------ DATA FOR THIS EXERCISE

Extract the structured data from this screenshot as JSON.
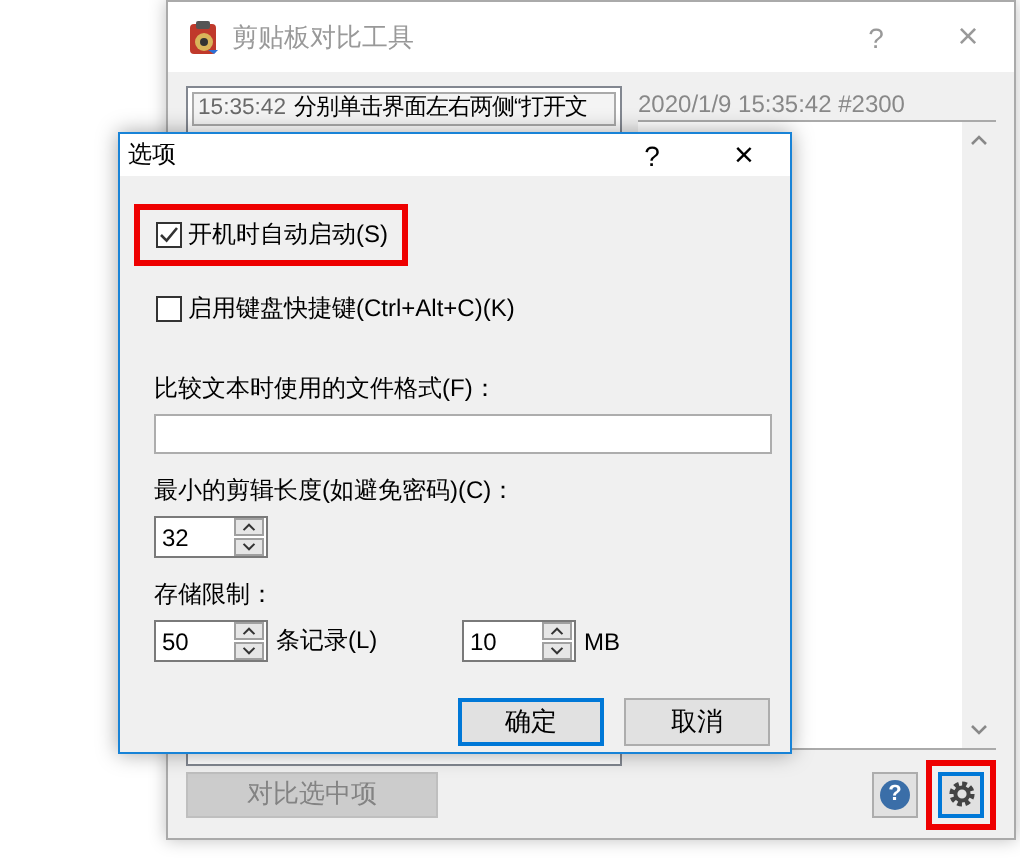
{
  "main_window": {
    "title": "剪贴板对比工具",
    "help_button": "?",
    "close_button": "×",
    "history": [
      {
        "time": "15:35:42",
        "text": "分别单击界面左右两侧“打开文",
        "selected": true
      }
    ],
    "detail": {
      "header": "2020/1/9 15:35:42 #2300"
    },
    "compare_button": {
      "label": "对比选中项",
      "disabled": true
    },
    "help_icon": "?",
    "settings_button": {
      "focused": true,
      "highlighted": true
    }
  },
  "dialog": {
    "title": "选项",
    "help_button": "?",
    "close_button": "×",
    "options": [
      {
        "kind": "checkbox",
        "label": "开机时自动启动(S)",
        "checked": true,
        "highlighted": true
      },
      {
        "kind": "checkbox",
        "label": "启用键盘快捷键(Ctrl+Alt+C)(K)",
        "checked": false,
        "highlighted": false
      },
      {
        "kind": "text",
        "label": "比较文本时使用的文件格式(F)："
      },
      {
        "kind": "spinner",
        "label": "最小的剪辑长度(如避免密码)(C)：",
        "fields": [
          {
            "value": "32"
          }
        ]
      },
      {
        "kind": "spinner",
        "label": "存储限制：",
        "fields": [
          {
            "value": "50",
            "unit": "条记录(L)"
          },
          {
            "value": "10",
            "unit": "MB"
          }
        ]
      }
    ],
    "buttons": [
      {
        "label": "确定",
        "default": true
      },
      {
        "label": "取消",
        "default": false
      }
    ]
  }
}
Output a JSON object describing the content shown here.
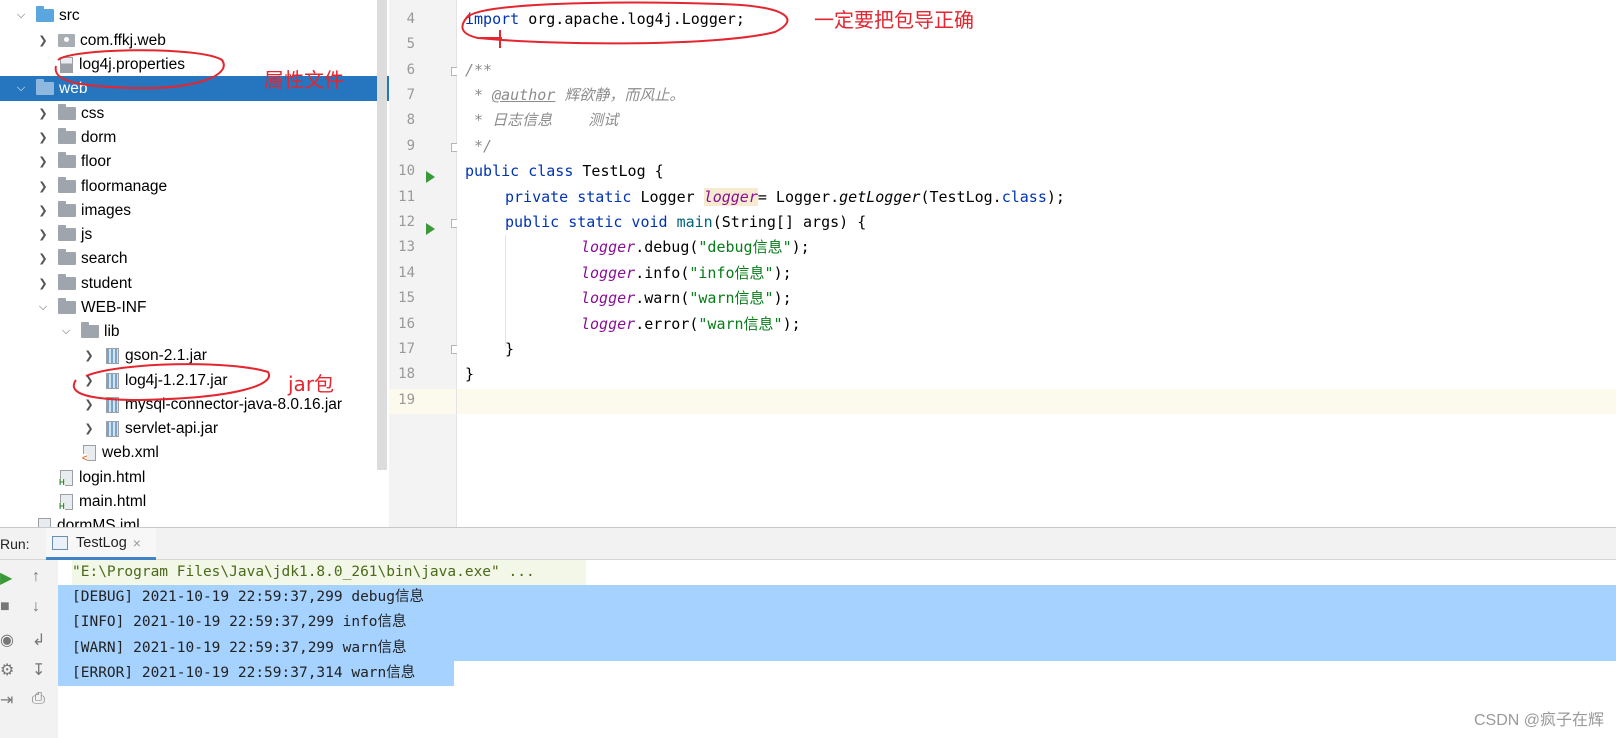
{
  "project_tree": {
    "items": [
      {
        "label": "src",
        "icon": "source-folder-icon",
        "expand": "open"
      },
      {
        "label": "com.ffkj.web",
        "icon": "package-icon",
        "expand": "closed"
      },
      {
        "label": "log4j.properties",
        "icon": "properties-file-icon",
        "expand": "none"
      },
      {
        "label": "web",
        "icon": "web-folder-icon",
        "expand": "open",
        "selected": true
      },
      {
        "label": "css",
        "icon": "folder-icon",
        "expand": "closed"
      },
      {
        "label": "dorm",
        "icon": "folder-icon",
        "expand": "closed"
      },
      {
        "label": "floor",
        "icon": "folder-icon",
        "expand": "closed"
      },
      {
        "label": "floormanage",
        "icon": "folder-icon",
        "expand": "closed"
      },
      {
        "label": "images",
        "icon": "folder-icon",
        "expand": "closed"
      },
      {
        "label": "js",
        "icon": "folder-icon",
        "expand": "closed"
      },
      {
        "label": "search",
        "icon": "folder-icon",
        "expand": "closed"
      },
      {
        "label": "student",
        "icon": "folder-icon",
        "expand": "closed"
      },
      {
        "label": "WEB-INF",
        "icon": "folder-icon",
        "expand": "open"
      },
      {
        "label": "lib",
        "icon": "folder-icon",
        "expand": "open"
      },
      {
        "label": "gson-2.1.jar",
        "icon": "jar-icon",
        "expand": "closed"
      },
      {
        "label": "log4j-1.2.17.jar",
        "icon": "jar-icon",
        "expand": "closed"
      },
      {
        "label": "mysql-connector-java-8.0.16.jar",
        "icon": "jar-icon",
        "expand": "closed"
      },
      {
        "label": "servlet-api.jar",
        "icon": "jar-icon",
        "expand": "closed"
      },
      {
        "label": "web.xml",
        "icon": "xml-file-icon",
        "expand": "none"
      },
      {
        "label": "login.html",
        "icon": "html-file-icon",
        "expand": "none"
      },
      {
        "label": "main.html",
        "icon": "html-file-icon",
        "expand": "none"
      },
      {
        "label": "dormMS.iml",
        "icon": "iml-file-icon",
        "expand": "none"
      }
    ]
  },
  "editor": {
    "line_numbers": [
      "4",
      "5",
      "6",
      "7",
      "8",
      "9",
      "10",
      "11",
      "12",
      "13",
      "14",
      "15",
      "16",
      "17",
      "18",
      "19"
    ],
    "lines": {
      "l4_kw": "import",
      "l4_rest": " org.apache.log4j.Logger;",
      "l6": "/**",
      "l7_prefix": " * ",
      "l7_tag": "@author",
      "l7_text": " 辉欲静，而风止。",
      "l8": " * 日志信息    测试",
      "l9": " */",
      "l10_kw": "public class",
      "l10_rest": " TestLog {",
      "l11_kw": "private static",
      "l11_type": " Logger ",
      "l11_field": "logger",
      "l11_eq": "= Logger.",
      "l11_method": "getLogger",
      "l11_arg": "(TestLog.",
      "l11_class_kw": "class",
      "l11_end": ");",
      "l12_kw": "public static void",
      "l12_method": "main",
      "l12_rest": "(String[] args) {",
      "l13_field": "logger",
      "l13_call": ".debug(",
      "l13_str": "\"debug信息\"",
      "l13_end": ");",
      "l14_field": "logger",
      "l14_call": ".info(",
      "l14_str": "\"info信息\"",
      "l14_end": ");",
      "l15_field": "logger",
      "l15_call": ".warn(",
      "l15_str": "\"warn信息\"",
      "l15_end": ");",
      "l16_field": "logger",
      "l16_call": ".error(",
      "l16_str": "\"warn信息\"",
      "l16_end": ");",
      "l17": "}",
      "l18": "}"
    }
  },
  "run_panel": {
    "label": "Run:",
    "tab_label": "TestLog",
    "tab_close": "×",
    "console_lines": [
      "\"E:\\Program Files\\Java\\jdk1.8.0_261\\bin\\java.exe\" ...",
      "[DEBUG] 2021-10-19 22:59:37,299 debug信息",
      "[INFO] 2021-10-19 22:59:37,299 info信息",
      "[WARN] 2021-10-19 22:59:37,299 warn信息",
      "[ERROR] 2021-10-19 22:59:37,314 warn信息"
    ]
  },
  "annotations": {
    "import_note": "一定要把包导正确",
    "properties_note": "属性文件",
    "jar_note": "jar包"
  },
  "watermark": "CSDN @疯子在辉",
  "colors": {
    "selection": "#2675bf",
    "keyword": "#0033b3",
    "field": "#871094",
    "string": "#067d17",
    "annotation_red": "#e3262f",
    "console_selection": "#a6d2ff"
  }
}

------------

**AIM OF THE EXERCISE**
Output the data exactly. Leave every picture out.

**RESPONSE FOR THIS EXERCISE**
Extract the structured data from this screenshot as JSON.
{
  "main_window": {
    "title": "剪贴板对比工具",
    "help_button": "?",
    "close_button": "×",
    "history": [
      {
        "time": "15:35:42",
        "text": "分别单击界面左右两侧“打开文",
        "selected": true
      }
    ],
    "detail": {
      "header": "2020/1/9 15:35:42 #2300"
    },
    "compare_button": {
      "label": "对比选中项",
      "disabled": true
    },
    "help_icon": "?",
    "settings_button": {
      "focused": true,
      "highlighted": true
    }
  },
  "dialog": {
    "title": "选项",
    "help_button": "?",
    "close_button": "×",
    "options": [
      {
        "kind": "checkbox",
        "label": "开机时自动启动(S)",
        "checked": true,
        "highlighted": true
      },
      {
        "kind": "checkbox",
        "label": "启用键盘快捷键(Ctrl+Alt+C)(K)",
        "checked": false,
        "highlighted": false
      },
      {
        "kind": "text",
        "label": "比较文本时使用的文件格式(F)："
      },
      {
        "kind": "spinner",
        "label": "最小的剪辑长度(如避免密码)(C)：",
        "fields": [
          {
            "value": "32"
          }
        ]
      },
      {
        "kind": "spinner",
        "label": "存储限制：",
        "fields": [
          {
            "value": "50",
            "unit": "条记录(L)"
          },
          {
            "value": "10",
            "unit": "MB"
          }
        ]
      }
    ],
    "buttons": [
      {
        "label": "确定",
        "default": true
      },
      {
        "label": "取消",
        "default": false
      }
    ]
  }
}
Output a JSON object describing the content shown here.
{
  "project_tree": {
    "items": [
      {
        "label": "src",
        "icon": "source-folder-icon",
        "expand": "open"
      },
      {
        "label": "com.ffkj.web",
        "icon": "package-icon",
        "expand": "closed"
      },
      {
        "label": "log4j.properties",
        "icon": "properties-file-icon",
        "expand": "none"
      },
      {
        "label": "web",
        "icon": "web-folder-icon",
        "expand": "open",
        "selected": true
      },
      {
        "label": "css",
        "icon": "folder-icon",
        "expand": "closed"
      },
      {
        "label": "dorm",
        "icon": "folder-icon",
        "expand": "closed"
      },
      {
        "label": "floor",
        "icon": "folder-icon",
        "expand": "closed"
      },
      {
        "label": "floormanage",
        "icon": "folder-icon",
        "expand": "closed"
      },
      {
        "label": "images",
        "icon": "folder-icon",
        "expand": "closed"
      },
      {
        "label": "js",
        "icon": "folder-icon",
        "expand": "closed"
      },
      {
        "label": "search",
        "icon": "folder-icon",
        "expand": "closed"
      },
      {
        "label": "student",
        "icon": "folder-icon",
        "expand": "closed"
      },
      {
        "label": "WEB-INF",
        "icon": "folder-icon",
        "expand": "open"
      },
      {
        "label": "lib",
        "icon": "folder-icon",
        "expand": "open"
      },
      {
        "label": "gson-2.1.jar",
        "icon": "jar-icon",
        "expand": "closed"
      },
      {
        "label": "log4j-1.2.17.jar",
        "icon": "jar-icon",
        "expand": "closed"
      },
      {
        "label": "mysql-connector-java-8.0.16.jar",
        "icon": "jar-icon",
        "expand": "closed"
      },
      {
        "label": "servlet-api.jar",
        "icon": "jar-icon",
        "expand": "closed"
      },
      {
        "label": "web.xml",
        "icon": "xml-file-icon",
        "expand": "none"
      },
      {
        "label": "login.html",
        "icon": "html-file-icon",
        "expand": "none"
      },
      {
        "label": "main.html",
        "icon": "html-file-icon",
        "expand": "none"
      },
      {
        "label": "dormMS.iml",
        "icon": "iml-file-icon",
        "expand": "none"
      }
    ]
  },
  "editor": {
    "line_numbers": [
      "4",
      "5",
      "6",
      "7",
      "8",
      "9",
      "10",
      "11",
      "12",
      "13",
      "14",
      "15",
      "16",
      "17",
      "18",
      "19"
    ],
    "lines": {
      "l4_kw": "import",
      "l4_rest": " org.apache.log4j.Logger;",
      "l6": "/**",
      "l7_prefix": " * ",
      "l7_tag": "@author",
      "l7_text": " 辉欲静，而风止。",
      "l8": " * 日志信息    测试",
      "l9": " */",
      "l10_kw": "public class",
      "l10_rest": " TestLog {",
      "l11_kw": "private static",
      "l11_type": " Logger ",
      "l11_field": "logger",
      "l11_eq": "= Logger.",
      "l11_method": "getLogger",
      "l11_arg": "(TestLog.",
      "l11_class_kw": "class",
      "l11_end": ");",
      "l12_kw": "public static void",
      "l12_method": "main",
      "l12_rest": "(String[] args) {",
      "l13_field": "logger",
      "l13_call": ".debug(",
      "l13_str": "\"debug信息\"",
      "l13_end": ");",
      "l14_field": "logger",
      "l14_call": ".info(",
      "l14_str": "\"info信息\"",
      "l14_end": ");",
      "l15_field": "logger",
      "l15_call": ".warn(",
      "l15_str": "\"warn信息\"",
      "l15_end": ");",
      "l16_field": "logger",
      "l16_call": ".error(",
      "l16_str": "\"warn信息\"",
      "l16_end": ");",
      "l17": "}",
      "l18": "}"
    }
  },
  "run_panel": {
    "label": "Run:",
    "tab_label": "TestLog",
    "tab_close": "×",
    "console_lines": [
      "\"E:\\Program Files\\Java\\jdk1.8.0_261\\bin\\java.exe\" ...",
      "[DEBUG] 2021-10-19 22:59:37,299 debug信息",
      "[INFO] 2021-10-19 22:59:37,299 info信息",
      "[WARN] 2021-10-19 22:59:37,299 warn信息",
      "[ERROR] 2021-10-19 22:59:37,314 warn信息"
    ]
  },
  "annotations": {
    "import_note": "一定要把包导正确",
    "properties_note": "属性文件",
    "jar_note": "jar包"
  },
  "watermark": "CSDN @疯子在辉",
  "colors": {
    "selection": "#2675bf",
    "keyword": "#0033b3",
    "field": "#871094",
    "string": "#067d17",
    "annotation_red": "#e3262f",
    "console_selection": "#a6d2ff"
  }
}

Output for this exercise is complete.